How we can tackle social issues with nanotechnology

Across the world there are a multitude of social issues which affect people, from those that are simpler to fix, to those which might take generations to remedy. Social issues are always changing, and new issues are always being brought to the fore. It is true that many social issues can only be tackled through political intervention and changes to the system as a whole, however, there are some aspects which can be helped along through the use of science. Whilst they are limited, the principles (and materials) of nanotechnology could be used to help tackle some of these social issues. 

Access to Clean Water 

Having access to clean water is a huge issue for a lot of countries where there is a lack of adequate sanitation and water purification facilities. In the last couple of years, there has been a series of graphene-based filters emerge out of both the academic laboratory and industry. 

These graphene-based filters are portable membranes that can be transported to where water purification is needed most, such as in remote areas where only dirty water is available. They can often be attached to a vessel and as the water is poured through, the water becomes visibly cleaner. These have come in the form of filter membranes made from pure graphene and graphene oxide materials. There has also been a lot of research into desalinating salt water into drinking water, again, using graphene-based materials. Whilst this is not applicable to many areas where potable water is unavailable, in areas near the coast, they could be used as an extra solution for providing clean and potable water– especially when there is an abundance of salt water around the planet. 

Pollution and Climate Change 

Pollution and climate change are perhaps two of the biggest global issues in modern day society. The issues range from smog-ridden cities to global warming causing the temperature of the plant to rise and bring about adverse weather conditions (something which many parts of the world have experienced in the last few years). 

From a pollution perspective, there has been a lot of developments within the construction (and associated sub-industries) industry in the creation of eco products, such as eco paint, eco cement and eco concrete– all of which have a much lower carbon footprint than their conventional counterparts. Eco paints are probably the most useful area because of the range of functions that are possible with these nano-inspired paints. The properties of eco paints vary depending on what they are composed of, but some can absorb carbon dioxide from the air and release oxygen, whereas others will thermally regulate the walls of a building which results in a lower amount of energy being used. 

To tackle climate change is a much bigger task, but there are ways in which nanotechnology can help.

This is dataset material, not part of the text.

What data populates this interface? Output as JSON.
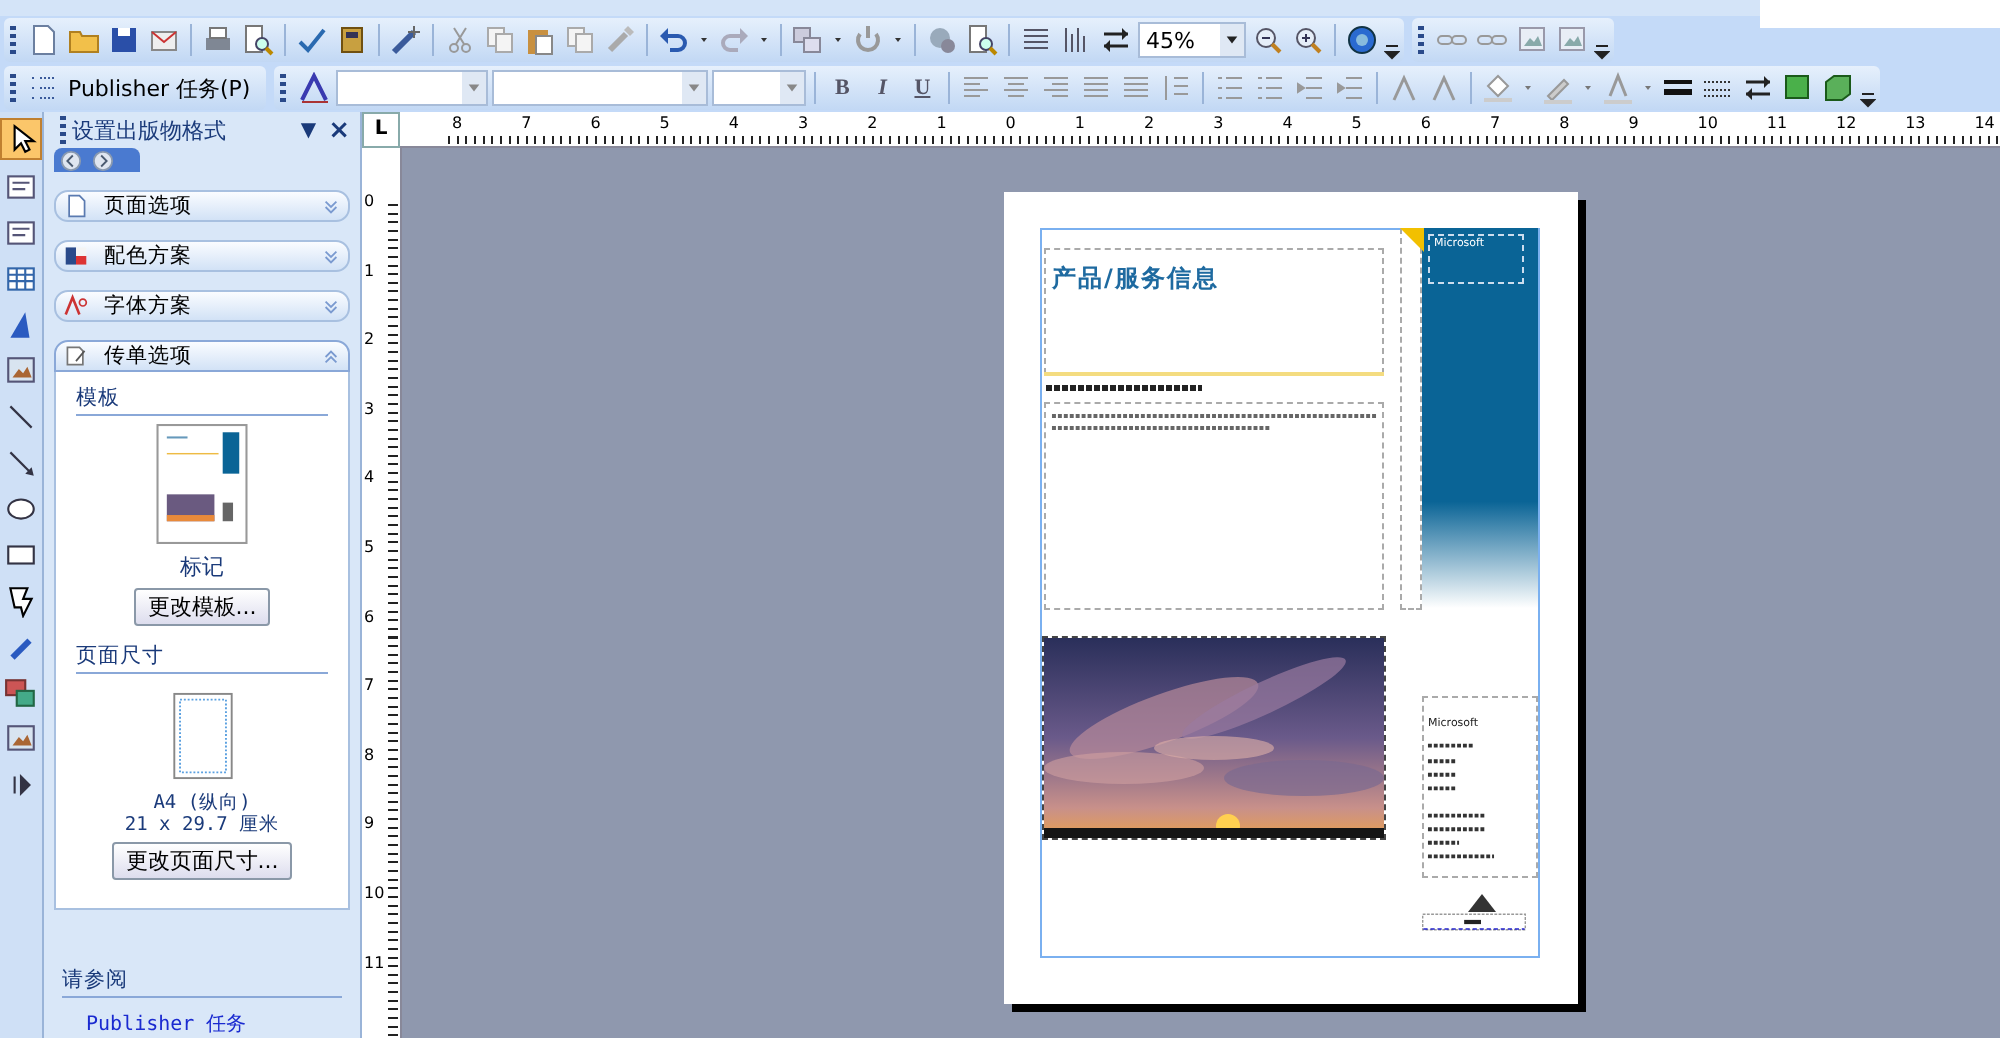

The two most promising areas are in carbon capture and renewable energy sources. Nanomaterials are being utilised as the membrane material in carbon capture operations because they are small enough to trap gaseous molecules and they can be tailored to only capture the carbon-based gases (whilst letting other gaseous molecules through). From a renewable energy perspective, nanomaterials have found the most use in photovoltaic (solar) cells at the p-n junctions which convert light into electricity. Nanomaterials are being used more and more because the electron generation and transfer processes are more efficient, which in turn is helping to create more efficient solar cells. As renewable energy sources become more efficient, the more likely we are to see the phasing out of fossil fuels– something which will help to tackle pollution and reverse/minimise climate change in the long-run. 

Greater Access to Vaccines 

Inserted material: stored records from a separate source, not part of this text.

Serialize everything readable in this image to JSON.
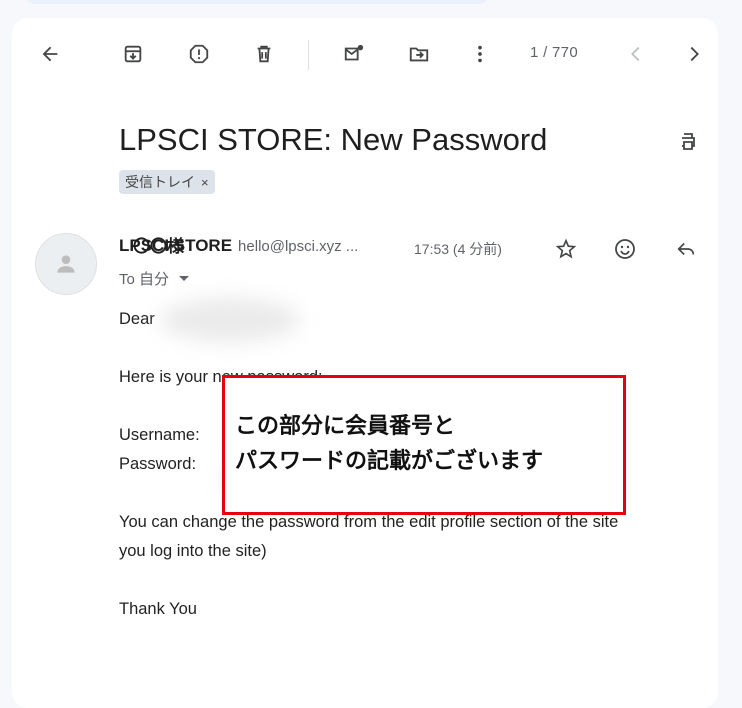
{
  "toolbar": {
    "back": "back-arrow-icon",
    "archive": "archive-icon",
    "report_spam": "report-spam-icon",
    "delete": "trash-icon",
    "mark_unread": "mark-unread-icon",
    "move_to": "move-to-icon",
    "more": "more-vert-icon",
    "page_count": "1 / 770",
    "prev": "chevron-left-icon",
    "next": "chevron-right-icon"
  },
  "message": {
    "subject": "LPSCI STORE: New Password",
    "label": "受信トレイ",
    "label_remove": "×",
    "sender_name": "LPSCI STORE",
    "sender_overlay": "〇〇様",
    "sender_email": "hello@lpsci.xyz ...",
    "time": "17:53 (4 分前)",
    "to": "To 自分",
    "greeting": "Dear",
    "intro": "Here is your new password:",
    "username_label": "Username:",
    "password_label": "Password:",
    "change_note": "You can change the password from the edit profile section of the site",
    "change_note_2": "you log into the site)",
    "closing": "Thank You"
  },
  "annotation": {
    "line1": "この部分に会員番号と",
    "line2": "パスワードの記載がございます"
  },
  "colors": {
    "accent_red": "#e6000f",
    "chip_bg": "#dde3ea",
    "page_bg": "#f6f8fc"
  }
}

Vaccines are an area of medicine that everyone should have access to, but many people still go without them and they are often in environments where there is the most risk. The importance of vaccines can often get overlooked in developed western countries, such as the UK and the US, because there are not many disease risks nowadays. However, there used to be, and the lack of spreadable diseases in the US and Europe is due to vaccines and developing a herd immunity to a disease. Even though many diseases have been eradicated in some parts of the world, there are still many countries where the spread of disease is an issue– and a lot of them are treatable if there is access to a vaccine. 

There is an emerging area of nanomedicine, known as nanovaccines. They could be a key way of delivering vaccines to remote areas as they can be used to prevent (or treat) more than one disease. Nanovaccines are nanoparticles, or nanorods, dispersed in a solution (sometimes an emulsion) alongside the antigens for the specific disease (or diseases). When they are introduced to the body (through nasal sprays or injection), the antigens invoke an immune response that can build up an immunity. The immunity of these vaccines is thought to be better than conventional vaccines as they produce both humorous and cell-mediated responses. Because these systems can be used to tackle multiple diseases simultaneously, they could be used in areas where it is harder to administer vaccines, as it would enable less trips to be made to deliver the relevant vaccines. Therefore, it would make it more feasible for rural communities to have access to life-saving medicines. 

Written by Liam Critchley